If you still have your mother this Mother's Day, cherish her. If you do not, cherish her memory.
I lost my mother in December 1999 -- a week before Christmas -- but not a day goes by that I don't remember little things about her. My daddy worked nights when I was coming up and my mother was my constant companion. She used to tell me stories about her childhood during the Great Depression -- how much of the time the only thing her fatherless family had to eat was a pot of dried peas, simmering on the wood stove. She wasn't bitter, understand; she was grateful for the pot of peas.
She would tell about working in the school cafeteria to pay for her lunch every day and how she came in early and helped clean the school to earn enough money to buy a pair of basketball shoes, so that she could represent the Social Circle Lady Redskins on the hard court in her senior year of 1941.
Again -- she wasn't bitter, just grateful. I wonder how it would go over today if a student were asked to earn the free food they are given each day. I wonder if they would appreciate it more?
Mama moved to Atlanta during the war and worked as a telephone operator. I can't imagine Tommie Huckaby living in Atlanta -- even when it was a small Southern city. But she did. She did a lot of things during her lifetime because she had to -- or because it needed doing.

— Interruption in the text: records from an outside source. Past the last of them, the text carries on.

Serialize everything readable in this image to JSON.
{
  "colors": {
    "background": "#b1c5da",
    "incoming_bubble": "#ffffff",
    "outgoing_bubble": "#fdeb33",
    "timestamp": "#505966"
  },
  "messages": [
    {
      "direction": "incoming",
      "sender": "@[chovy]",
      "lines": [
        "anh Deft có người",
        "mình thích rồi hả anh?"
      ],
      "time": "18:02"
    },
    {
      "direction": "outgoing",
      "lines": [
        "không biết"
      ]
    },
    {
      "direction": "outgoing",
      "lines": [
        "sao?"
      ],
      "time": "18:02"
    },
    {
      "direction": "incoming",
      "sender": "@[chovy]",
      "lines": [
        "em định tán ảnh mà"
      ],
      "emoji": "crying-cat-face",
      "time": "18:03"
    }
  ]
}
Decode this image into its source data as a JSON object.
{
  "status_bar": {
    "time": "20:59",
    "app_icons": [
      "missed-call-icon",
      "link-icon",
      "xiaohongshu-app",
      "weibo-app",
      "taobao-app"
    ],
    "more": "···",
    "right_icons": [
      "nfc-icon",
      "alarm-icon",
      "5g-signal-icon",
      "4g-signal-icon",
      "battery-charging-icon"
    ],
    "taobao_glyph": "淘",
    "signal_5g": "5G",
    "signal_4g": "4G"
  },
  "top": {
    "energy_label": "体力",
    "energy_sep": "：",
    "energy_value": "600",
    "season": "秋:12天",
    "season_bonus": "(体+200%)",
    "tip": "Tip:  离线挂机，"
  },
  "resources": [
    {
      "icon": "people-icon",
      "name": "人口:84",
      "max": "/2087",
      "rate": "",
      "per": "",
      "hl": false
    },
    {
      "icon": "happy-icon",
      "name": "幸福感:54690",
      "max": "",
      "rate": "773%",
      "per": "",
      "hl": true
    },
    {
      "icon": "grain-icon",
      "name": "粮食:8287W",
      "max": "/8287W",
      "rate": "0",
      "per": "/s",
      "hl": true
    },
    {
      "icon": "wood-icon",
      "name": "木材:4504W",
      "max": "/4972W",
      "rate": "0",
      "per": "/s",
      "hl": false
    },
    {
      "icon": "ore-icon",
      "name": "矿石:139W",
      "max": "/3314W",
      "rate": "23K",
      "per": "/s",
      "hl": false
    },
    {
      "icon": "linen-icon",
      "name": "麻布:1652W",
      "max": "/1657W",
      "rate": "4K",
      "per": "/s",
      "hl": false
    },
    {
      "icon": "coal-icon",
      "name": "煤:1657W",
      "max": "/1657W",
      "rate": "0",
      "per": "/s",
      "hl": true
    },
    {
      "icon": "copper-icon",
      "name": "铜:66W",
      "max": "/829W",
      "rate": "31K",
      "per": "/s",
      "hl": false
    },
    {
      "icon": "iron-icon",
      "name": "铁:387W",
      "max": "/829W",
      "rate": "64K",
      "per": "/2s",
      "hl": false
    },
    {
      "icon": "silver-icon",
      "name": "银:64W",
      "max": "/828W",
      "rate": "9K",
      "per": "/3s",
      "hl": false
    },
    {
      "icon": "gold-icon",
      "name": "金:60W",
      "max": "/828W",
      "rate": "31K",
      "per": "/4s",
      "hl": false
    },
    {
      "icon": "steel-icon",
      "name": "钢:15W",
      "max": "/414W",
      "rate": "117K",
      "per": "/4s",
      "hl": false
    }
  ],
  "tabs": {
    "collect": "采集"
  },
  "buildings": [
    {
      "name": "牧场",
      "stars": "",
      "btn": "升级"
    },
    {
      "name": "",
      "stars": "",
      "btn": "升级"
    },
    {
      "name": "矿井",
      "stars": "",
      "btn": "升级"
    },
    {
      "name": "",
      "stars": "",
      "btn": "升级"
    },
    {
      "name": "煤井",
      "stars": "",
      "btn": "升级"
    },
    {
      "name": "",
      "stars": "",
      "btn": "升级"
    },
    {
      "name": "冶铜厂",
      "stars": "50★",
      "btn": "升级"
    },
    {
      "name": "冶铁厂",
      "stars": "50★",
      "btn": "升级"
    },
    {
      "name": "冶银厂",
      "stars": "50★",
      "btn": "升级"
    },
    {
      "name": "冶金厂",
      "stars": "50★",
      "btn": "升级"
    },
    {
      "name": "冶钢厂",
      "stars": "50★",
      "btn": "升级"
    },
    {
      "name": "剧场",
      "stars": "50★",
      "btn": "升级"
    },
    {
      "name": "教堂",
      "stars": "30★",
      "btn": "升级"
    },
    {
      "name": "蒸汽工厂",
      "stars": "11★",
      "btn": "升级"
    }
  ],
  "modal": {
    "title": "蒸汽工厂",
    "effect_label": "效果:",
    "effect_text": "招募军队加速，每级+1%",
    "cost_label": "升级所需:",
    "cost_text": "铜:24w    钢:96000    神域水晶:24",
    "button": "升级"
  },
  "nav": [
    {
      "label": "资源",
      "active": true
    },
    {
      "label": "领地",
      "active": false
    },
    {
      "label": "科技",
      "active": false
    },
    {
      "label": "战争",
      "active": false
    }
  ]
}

Mama was a big Georgia fan -- primarily, I suspect, because I was a big Georgia fan. We listened to so many games together on the little Philco radio that sat on a shelf above our kitchen sink. Later, when I started going to games in person, I would always find a pay phone and call her after the games. This was before cellphones and caller ID. I assume she learned to recognize "my ring" because she would always answer the phone, "Didn't we do it!" Later on in my life it would be "How 'bout them Dawgs!" I still find myself fumbling for the phone after a big win, wanting to call my mama.
She was such a great cook, too. We didn't have gourmet meals at our little house, but she would work over a stand of looms for eight hours every day, come home and take a short nap and then cook a full meal every evening. Daddy would come home from his job on the second shift at precisely six o'clock and supper was always on the table. We always had a meat and three vegetables and either cornbread or biscuits -- sometimes both.
Mama was never idle. After supper, when we retired to the living room to watch TV, she would have sewing in her lap. She made beautiful clothes for my sister Myron and sewed all my badges onto my Scout uniforms, and the badges of my friends whose mothers didn't sew -- or wouldn't take the time.
Our house was always the place we kids congregated. One of the big reasons is because Mama was always so giving and kind and happy to have people over. Our home was a happy home and my friends were always accepted unconditionally. There's much to be said about unconditional love.
My mother didn't see much of the world, but in 1964 she went to the New York World's Fair with the Porterdale Women's Club and talked about riding "It's a Small World" for the rest of her life. The first time I went to Walt Disney World I bought her a little music box that was decorated with the characters from that ride and played the haunting theme song when you opened the top. It is stained with the smoke of a million of the cigarettes that killed my mother, but still sits in a place of honor on a shelf in my home.
I still have many of the quilts she made, and we sit down and eat our meals each night from the same round pedestal table that she kept laden with delectable dishes. I have been able to keep a quilt for each of my children. I hope they have the good sense to appreciate the love that went into each stitch. Mostly, however, I have the memories she left behind.
My mother would not have been a very good TV mom. She was no June Cleaver, that's for sure. She only dressed up for church on Sunday and I don't recall her ever baking cookies. But she gave everything she had to her husband and her children and she did without all my life so that I could have.
I don't know if souls in heaven are aware of what happens here on Earth. If they do, I hope my mama is proud of me -- and I hope she knows how much I loved her and how I cherish her memory.
In the immortal words of the legendary Bear Bryant, "Have you called your mama today? I wish I could call mine."
Darrell Huckaby is a local educator and author. Email him at firstname.lastname@example.org. For past columns, visit www.rockdalecitizen.com or www.newtoncitizen.com.